In an effort to make up for the grievances of the past, we are making new mistakes. In short, there has to be a greater creativity and openness when it comes to the formation of cooperator brothers--one that recognizes the diversity present in the men attracted to the religious life. A key step forward would be to mandate that when there are cooperator brothers in formation, a cooperator brother in solemn vows will be selected to direct the formation process. And formation requirements, like the requirement that the cooperator brother earn a graduate degree in theology, must be abolished, since this discriminates against brothers called to more vocational and domestic ministries. And brothers who feel called to vocational and domestic ministries ought to be allowed to embrace that without having friars not called to that way treat them as inferiors or servants. Again, the Messiah's example must always be before us.

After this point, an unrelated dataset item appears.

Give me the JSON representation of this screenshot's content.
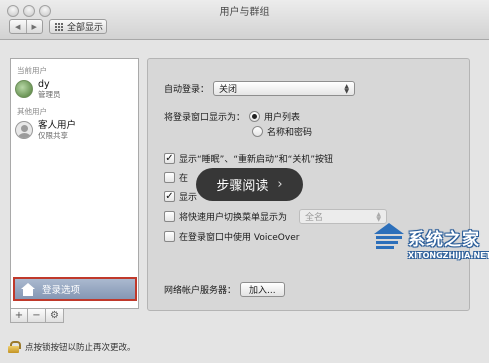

Furthermore, I think it would behoove the Order to have the cooperator brothers from all the provinces gather to talk about what needs to be done to renew and promote the brother vocation. This would be the time for them to discuss the promotion of the vocation, and the application and formation policies of their respective provinces as they relate to the brother vocation. (Maybe even discuss the old habit.) They could then collectively make recommendations to the Master of the Order and curia.
Is this the whole picture?
No. These two reflections, messy as they are in their reasoning and expression, are the result of the unusual occurrence of disappointment in my religious community experience. They reflect my general concerns for the Order as far as the future of the cooperator brotherhood goes, and are not my complete evaluation of the Dominican way of life. For the most part, my experience of Dominican community life has been wonderful, and I think that the Province of St. Albert the Great is doing a fantastic job of trying to facilitate the renewal of the cooperator brotherhood. I am a respected and valued member of the community here in St. Louis, and I hope to live the rest of my life as a Dominican friar.
I have only written so much, because the question of the future of the cooperator brotherhood and the treatment of the cooperator brother in community life is so close to home. The experience of having one's vocation denigrated is a heart-breaking one, and not something I wish upon anyone else. This simply must continue to change, and my hope was simply to ask questions and offer observations that might contribute to that change.
I would also like to note, as I'm sure the brothers I live with know, I have a great appreciation for and admiration for the priesthood. None of my concerns with clericalism are aimed at belittling the priesthood, the sacraments, or priests themselves, or the vocation of religious priests. I hoped to relate everything to the question of creating a more just internal ecclesiology rooted in the understanding of religious life for the sake of the renewal of the religious brotherhood.
Br. Paul, OP